Conviva’s report also dove into the individual social platforms, revealing the strengths and weaknesses of each for social promotion of streaming. Findings included:

  • Facebook had the largest audience for streaming publisher accounts, holding 47% of all followers across the top streaming services. Yet, the platform saw only 8% of overall engagements. Announcements, teasers and trailers made up 73% of the streaming platform content on Facebook.
  • Instagram delivered 81% of social engagements for top streaming services, despite having only 17% of the audience. Top content on Instagram featured new shows, netting a 64% share with legacy shows and nostalgic content coming in at 22%.
  • TikTok ranked third in audience for top streaming services, with more followers per account than more established platforms YouTube and Twitter. Show clips with funny captions, cast videos and content tailor made for TikTok were among the top performing content.
  • On YouTube, 58% of the most viewed content for top streaming platforms were show trailers, with teasers coming in second at 13%. Commercials commanded the most engagement of any content on YouTube with 5.6 million views per video on average.

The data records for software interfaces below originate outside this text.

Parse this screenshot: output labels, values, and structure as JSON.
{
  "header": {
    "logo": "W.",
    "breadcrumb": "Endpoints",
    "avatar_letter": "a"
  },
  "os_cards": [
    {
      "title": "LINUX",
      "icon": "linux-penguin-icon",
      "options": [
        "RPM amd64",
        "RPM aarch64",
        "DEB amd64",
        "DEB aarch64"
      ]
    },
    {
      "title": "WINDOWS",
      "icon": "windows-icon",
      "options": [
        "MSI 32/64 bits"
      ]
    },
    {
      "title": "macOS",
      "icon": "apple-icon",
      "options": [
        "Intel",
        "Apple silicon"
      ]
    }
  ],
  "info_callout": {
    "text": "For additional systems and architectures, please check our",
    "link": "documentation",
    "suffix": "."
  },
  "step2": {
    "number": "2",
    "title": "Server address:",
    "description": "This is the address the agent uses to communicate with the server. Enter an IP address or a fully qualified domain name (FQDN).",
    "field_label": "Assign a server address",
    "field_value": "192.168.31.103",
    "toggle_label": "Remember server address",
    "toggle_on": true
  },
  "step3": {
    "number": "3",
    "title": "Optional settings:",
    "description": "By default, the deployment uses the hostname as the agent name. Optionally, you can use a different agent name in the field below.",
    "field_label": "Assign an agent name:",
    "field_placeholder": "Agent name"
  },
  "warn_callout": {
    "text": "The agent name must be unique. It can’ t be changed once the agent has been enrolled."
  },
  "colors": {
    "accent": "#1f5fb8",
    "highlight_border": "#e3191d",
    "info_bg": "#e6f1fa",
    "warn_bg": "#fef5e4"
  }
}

  • Twitter is unmatched in terms of content with streaming platforms averaging over 1,000 posts per month. Announcement posts made up the highest percentage of Twitter content at 17% with trailers coming in second at 16%.